Rare stem cells in testis that produce a biomarker protein called PAX7 help give rise to new sperm cells — and may hold a key to restoring fertility, research by scientists at University of Texas (UT) Southwestern Medical Center suggests.
Researchers studying infertility in mouse models found that, unlike similar types of cells that develop into sperm, the stem cells that express PAX7 can survive treatment with toxic drugs and radiation. If the findings hold true in people, they eventually could lead to new strategies to restore or protect fertility in men undergoing cancer treatment.
“Unfortunately, many cancer treatments negatively impact fertility, and men who receive such treatments are at high risk of losing their fertility. This is of great concern among cancer patients,” said Dr. Diego H. Castrillon (pictured), Associate Professor of Pathology and Director of Investigative Pathology. “The PAX7 stem cells we identified proved highly resistant to cancer treatments, suggesting that they may be the cells responsible for the recovery of fertility following such treatments.”
Infertility, which the Centers for Disease Control estimates affects as many as 4.7 million men in the United States, is a key complication of cancer treatments, such as chemotherapy and radiation therapy.
The new findings provide valuable insight into the process of sperm development.

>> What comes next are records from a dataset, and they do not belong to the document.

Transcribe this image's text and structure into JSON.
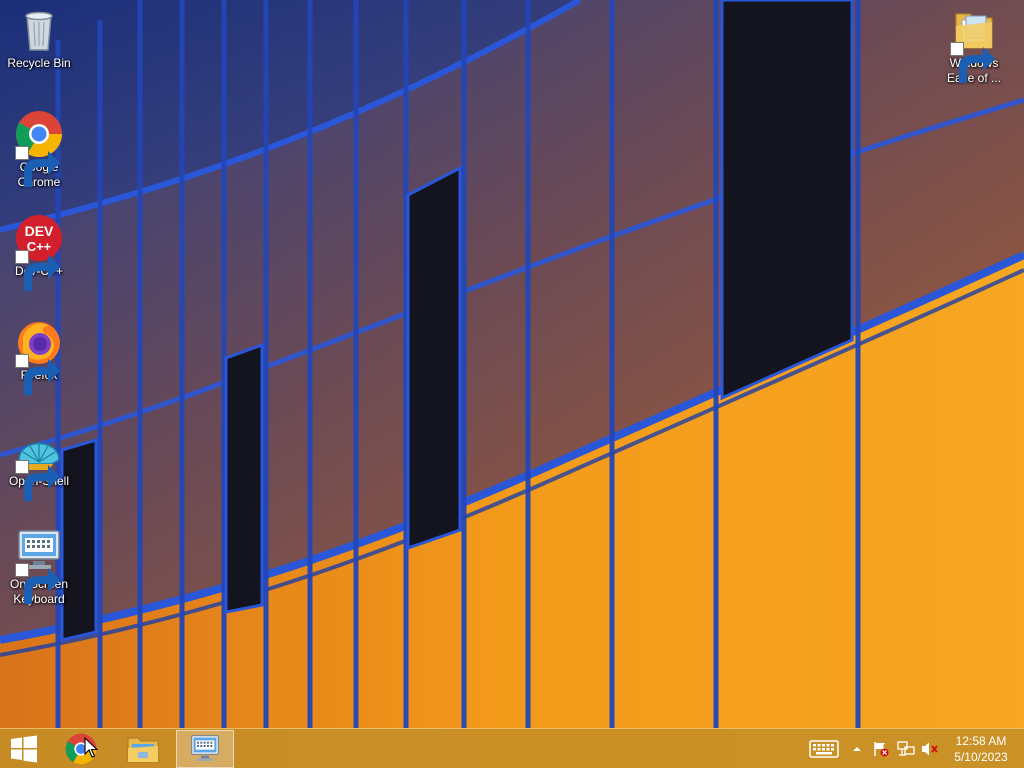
{
  "desktop": {
    "icons": [
      {
        "label": "Recycle Bin",
        "icon": "recycle-bin-icon"
      },
      {
        "label": "Google Chrome",
        "icon": "chrome-icon"
      },
      {
        "label": "Dev-C++",
        "icon": "devcpp-icon"
      },
      {
        "label": "Firefox",
        "icon": "firefox-icon"
      },
      {
        "label": "Open-Shell",
        "icon": "open-shell-icon"
      },
      {
        "label": "On-Screen Keyboard",
        "icon": "keyboard-icon"
      },
      {
        "label": "Windows Ease of ...",
        "icon": "folder-icon"
      }
    ],
    "devcpp_logo_text": "DEV C++"
  },
  "taskbar": {
    "pinned": [
      {
        "name": "Start",
        "icon": "windows-logo-icon"
      },
      {
        "name": "Google Chrome",
        "icon": "chrome-icon"
      },
      {
        "name": "File Explorer",
        "icon": "file-explorer-icon"
      },
      {
        "name": "On-Screen Keyboard",
        "icon": "keyboard-icon",
        "active": true
      }
    ],
    "tray": {
      "icons": [
        "touch-keyboard-icon",
        "show-hidden-icons-chevron",
        "action-center-flag-icon",
        "network-icon",
        "volume-muted-icon"
      ],
      "time": "12:58 AM",
      "date": "5/10/2023"
    }
  },
  "colors": {
    "taskbar": "#c48e28",
    "wallpaper_blue": "#1e3f9a",
    "wallpaper_orange": "#f39a1a"
  }
}
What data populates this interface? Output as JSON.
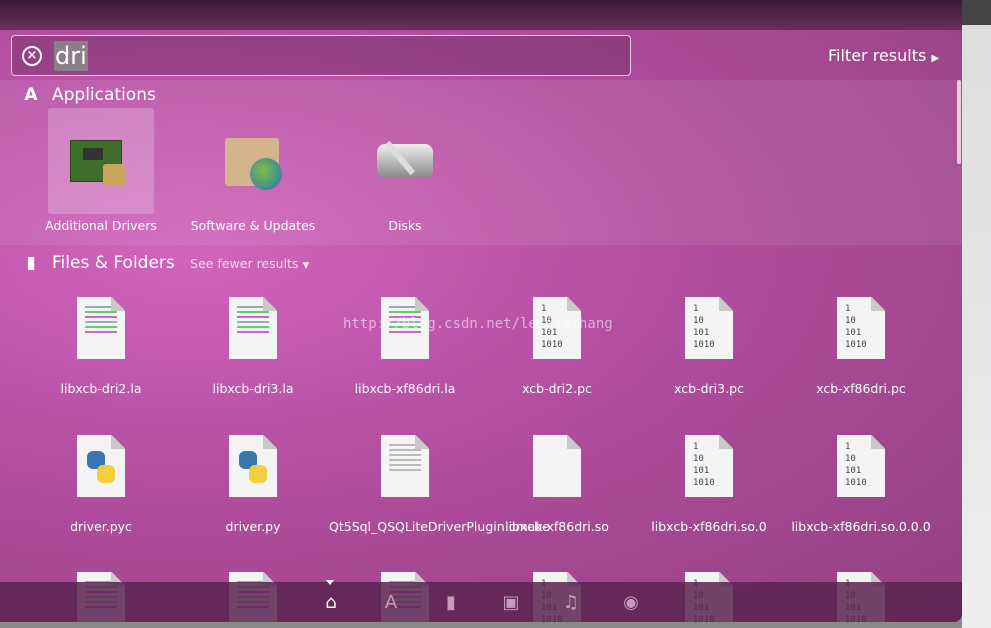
{
  "search": {
    "query": "dri",
    "clear_icon": "clear-circle-icon"
  },
  "filter_label": "Filter results",
  "applications": {
    "heading": "Applications",
    "items": [
      {
        "label": "Additional Drivers",
        "selected": true
      },
      {
        "label": "Software & Updates"
      },
      {
        "label": "Disks"
      }
    ]
  },
  "files": {
    "heading": "Files & Folders",
    "toggle": "See fewer results",
    "items": [
      {
        "label": "libxcb-dri2.la",
        "type": "text"
      },
      {
        "label": "libxcb-dri3.la",
        "type": "text"
      },
      {
        "label": "libxcb-xf86dri.la",
        "type": "text"
      },
      {
        "label": "xcb-dri2.pc",
        "type": "binary"
      },
      {
        "label": "xcb-dri3.pc",
        "type": "binary"
      },
      {
        "label": "xcb-xf86dri.pc",
        "type": "binary"
      },
      {
        "label": "driver.pyc",
        "type": "python"
      },
      {
        "label": "driver.py",
        "type": "python"
      },
      {
        "label": "Qt5Sql_QSQLiteDriverPlugin.cmake",
        "type": "doc"
      },
      {
        "label": "libxcb-xf86dri.so",
        "type": "blank"
      },
      {
        "label": "libxcb-xf86dri.so.0",
        "type": "binary"
      },
      {
        "label": "libxcb-xf86dri.so.0.0.0",
        "type": "binary"
      }
    ]
  },
  "binary_text": [
    "1",
    "10",
    "101",
    "1010"
  ],
  "watermark": "http://blog.csdn.net/leijieZhang",
  "lenses": [
    "home",
    "applications",
    "files",
    "video",
    "music",
    "photos"
  ]
}
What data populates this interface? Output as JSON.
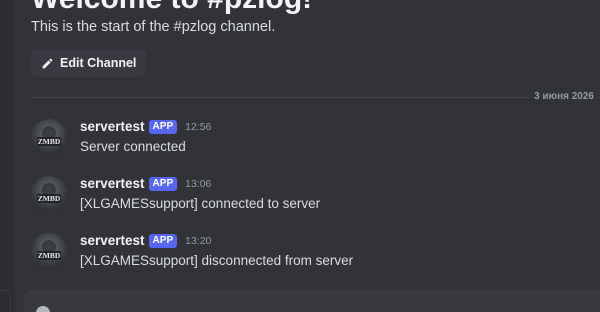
{
  "channel": {
    "welcome_title": "Welcome to #pzlog!",
    "welcome_subtitle": "This is the start of the #pzlog channel.",
    "edit_button_label": "Edit Channel",
    "edit_icon": "pencil-icon"
  },
  "divider": {
    "date": "3 июня 2026"
  },
  "messages": [
    {
      "username": "servertest",
      "badge": "APP",
      "time": "12:56",
      "text": "Server connected",
      "avatar_icon": "zomboid-avatar"
    },
    {
      "username": "servertest",
      "badge": "APP",
      "time": "13:06",
      "text": "[XLGAMESsupport] connected to server",
      "avatar_icon": "zomboid-avatar"
    },
    {
      "username": "servertest",
      "badge": "APP",
      "time": "13:20",
      "text": "[XLGAMESsupport] disconnected from server",
      "avatar_icon": "zomboid-avatar"
    }
  ],
  "colors": {
    "background": "#323339",
    "badge": "#5865f2",
    "username": "#f2f3f5",
    "timestamp": "#949ba4"
  }
}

Known as spermatogenesis, sperm development is driven by a population of “immature” stem cells called progenitors in the testes. These cells gradually “mature” into fully differentiated sperm cells. Dr. Castrillon and his team tracked progenitor cells that express the protein PAX7 in mouse testes, and found that these cells gradually give rise to mature sperm.
“We have long known that male fertility is driven by rare stem cells within the testes, but the precise identity of these stem cells has been disputed,” said Dr. Castrillon, who holds the John H. Childers, M.D. Professorship in Pathology. “Our findings suggest that these rare PAX7 cells are the key cells within the testes that are ultimately responsible for male fertility.”
Importantly, even after exposure to toxic chemotherapy or radiation treatments, the PAX7-expressing cells continued to divide and thus could contribute to restoring sperm development.
Illustration: University of Texas Southwestern Medical Center.
University of Texas Southwestern Medical Center News Release (09/04/14)
Science Daily (09/04/14)
Abstract (The Journal of Clinical Investigation; Vol. 124, Issue 9, 3929-3944 (09/02/14))